The Real Teacher Is The Market

David S. Nassar

by Jayanthi Gopalakrishnan

David S. Nassar is many things: He is the founder and CEO of MarketWise Securities and, a 20-year veteran trader, a New York Times best-selling author, and a columnist for, among other achievements. Nassar is a highly sought-after speaker for trading forums worldwide and has spoken before audiences ranging from Massachusetts Institute of Technology students and faculty to the US government.

STOCKS & COMMODITIES Editor Jayanthi Gopalakrishnan interviewed Nassar via telephone on December 9, 2005.

The most difficult lesson I learned was about how to let go of my opinions before I let go of my money.

How did you get into trading?

I grew up with the markets. I remember my dad, who retired from Prudential after 45 years, talking about IRAs and the marketplace and various financial tools and instruments as they became available. I remember when options were first introduced and even when Charles Schwab came out with his first book. Those were all things that were of interest in our home. I knew from when I was young that I wanted to be in the market.

I made my first real trade while I was in college. So when I graduated, I started at Prudential myself, and started trading with my own money. After many, many mistakes and hard lessons, I basically taught myself the market.

And what were some of those many, many mistakes?

 The most difficult lessons I learned were how to let go of my opinions before I let go of my money. It's a cliché, but it's better to lose your opinion than it is your money. When you're in a trade, obviously you have an opinion about it, and most novices have a hard time letting go of that. It's a lesson you have to learn the hard way.

That is the hardest one, I think.

It really is. It's what most veteran traders say, but it really is the truth, and it is the essence of trading.

And you have to go through it several times before you realize it!

Sometimes you have to go through it almost to a catastrophic level to really learn it. I had several near-catastrophic losses. If you can survive those losses and learn from those mistakes, that will make you a good trader in the end. You learn what not to do. It's the winners that take care of themselves, while the losers require most of your attention.

The losers probably happen more often when you start out.

No question about that.

Do you intraday or position trade, or both?

I'd say a little of both. I stay focused on stocks, options, and financial futures. I don't set out to necessarily intraday trade, but many times when a trade works for you or against you quicker than you anticipated, I like to say that price action dictates your timing more than anything else. By price action I mean that if a stop is met or a target is reached sooner than you expected, then by all means make the trade based on the price action, not some time frame in your head.

  ...Continued in the February 2006 issue of Technical Analysis of STOCKS & COMMODITIES
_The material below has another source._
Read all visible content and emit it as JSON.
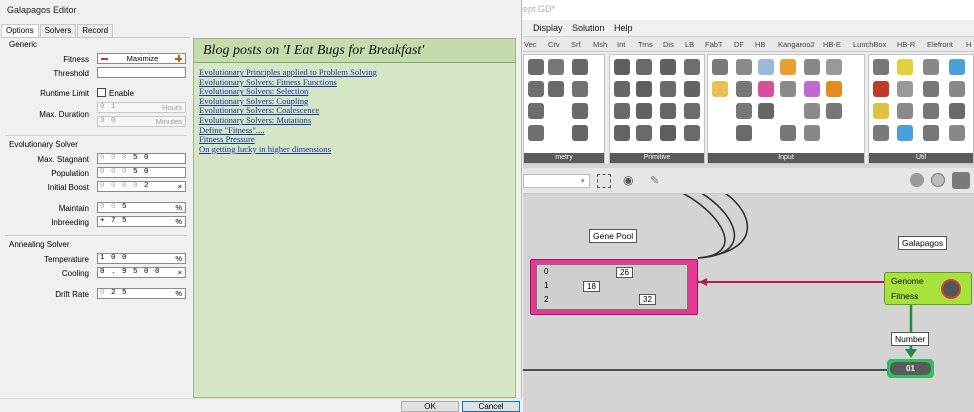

Excerpted from an article originally published in the February 2006 issue of Technical Analysis of STOCKS & COMMODITIES magazine. All rights reserved. © Copyright 2006, Technical Analysis, Inc.

Return to February 2006 Contents